(YOUR GOAL):
Collect each line of the records containing the string "kind".

Records from a dataset:

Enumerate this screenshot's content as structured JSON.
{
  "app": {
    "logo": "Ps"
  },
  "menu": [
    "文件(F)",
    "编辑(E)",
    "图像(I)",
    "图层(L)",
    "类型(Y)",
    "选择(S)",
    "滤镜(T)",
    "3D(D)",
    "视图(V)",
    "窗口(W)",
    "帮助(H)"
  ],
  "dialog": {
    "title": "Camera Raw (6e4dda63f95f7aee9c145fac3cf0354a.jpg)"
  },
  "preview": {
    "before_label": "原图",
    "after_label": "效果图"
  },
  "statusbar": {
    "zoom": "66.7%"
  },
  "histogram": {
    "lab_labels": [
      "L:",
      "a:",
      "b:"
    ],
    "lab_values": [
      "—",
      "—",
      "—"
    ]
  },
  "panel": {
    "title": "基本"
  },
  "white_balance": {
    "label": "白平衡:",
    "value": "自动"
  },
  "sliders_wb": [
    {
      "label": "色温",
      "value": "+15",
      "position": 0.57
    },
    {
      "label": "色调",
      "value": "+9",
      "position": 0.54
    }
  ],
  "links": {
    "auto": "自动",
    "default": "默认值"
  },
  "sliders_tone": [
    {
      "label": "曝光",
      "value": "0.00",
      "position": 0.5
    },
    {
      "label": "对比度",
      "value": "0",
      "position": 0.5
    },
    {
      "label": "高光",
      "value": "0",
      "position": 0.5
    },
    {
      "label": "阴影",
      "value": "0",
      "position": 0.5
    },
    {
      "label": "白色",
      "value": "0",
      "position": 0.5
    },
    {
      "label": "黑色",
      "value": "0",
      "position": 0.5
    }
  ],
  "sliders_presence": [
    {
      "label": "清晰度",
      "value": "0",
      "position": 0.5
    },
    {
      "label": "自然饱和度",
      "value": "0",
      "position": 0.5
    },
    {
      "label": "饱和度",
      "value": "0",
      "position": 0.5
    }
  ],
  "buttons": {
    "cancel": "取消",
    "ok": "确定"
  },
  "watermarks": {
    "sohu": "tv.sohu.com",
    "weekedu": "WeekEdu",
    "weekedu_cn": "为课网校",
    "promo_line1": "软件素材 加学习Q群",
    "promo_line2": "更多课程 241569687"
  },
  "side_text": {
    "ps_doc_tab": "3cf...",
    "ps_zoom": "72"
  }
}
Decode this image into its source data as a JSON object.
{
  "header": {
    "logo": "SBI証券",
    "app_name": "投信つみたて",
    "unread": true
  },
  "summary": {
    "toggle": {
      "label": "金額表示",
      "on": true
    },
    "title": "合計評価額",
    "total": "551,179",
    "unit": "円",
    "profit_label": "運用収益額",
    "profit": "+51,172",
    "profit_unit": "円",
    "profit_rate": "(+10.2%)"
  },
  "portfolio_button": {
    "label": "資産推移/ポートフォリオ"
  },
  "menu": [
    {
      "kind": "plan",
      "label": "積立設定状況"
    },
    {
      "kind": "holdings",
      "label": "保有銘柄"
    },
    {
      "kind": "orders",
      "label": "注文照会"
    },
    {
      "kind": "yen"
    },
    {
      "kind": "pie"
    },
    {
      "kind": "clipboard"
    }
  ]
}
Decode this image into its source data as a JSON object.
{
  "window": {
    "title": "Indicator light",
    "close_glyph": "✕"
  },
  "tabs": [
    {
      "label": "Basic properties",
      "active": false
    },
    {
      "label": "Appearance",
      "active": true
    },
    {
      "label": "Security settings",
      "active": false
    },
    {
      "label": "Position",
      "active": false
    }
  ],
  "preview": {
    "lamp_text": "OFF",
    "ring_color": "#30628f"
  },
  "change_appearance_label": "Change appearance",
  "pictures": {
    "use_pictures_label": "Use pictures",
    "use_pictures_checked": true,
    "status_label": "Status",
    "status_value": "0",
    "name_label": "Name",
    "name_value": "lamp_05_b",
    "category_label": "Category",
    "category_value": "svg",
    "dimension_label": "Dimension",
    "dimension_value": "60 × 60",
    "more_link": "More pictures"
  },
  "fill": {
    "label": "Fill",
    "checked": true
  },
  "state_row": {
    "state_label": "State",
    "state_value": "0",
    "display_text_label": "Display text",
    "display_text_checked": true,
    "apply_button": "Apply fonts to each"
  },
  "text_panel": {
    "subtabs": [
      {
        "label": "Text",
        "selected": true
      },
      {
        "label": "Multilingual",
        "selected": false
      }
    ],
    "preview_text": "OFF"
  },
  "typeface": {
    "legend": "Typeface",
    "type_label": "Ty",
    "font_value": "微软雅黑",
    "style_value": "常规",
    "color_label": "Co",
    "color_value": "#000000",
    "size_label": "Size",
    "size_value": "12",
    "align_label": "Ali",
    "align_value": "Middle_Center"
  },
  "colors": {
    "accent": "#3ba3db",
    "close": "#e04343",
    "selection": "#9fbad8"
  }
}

(EXPECTED ANSWER):
      "kind": "plan",
      "kind": "holdings",
      "kind": "orders",
      "kind": "yen"
      "kind": "pie"
      "kind": "clipboard"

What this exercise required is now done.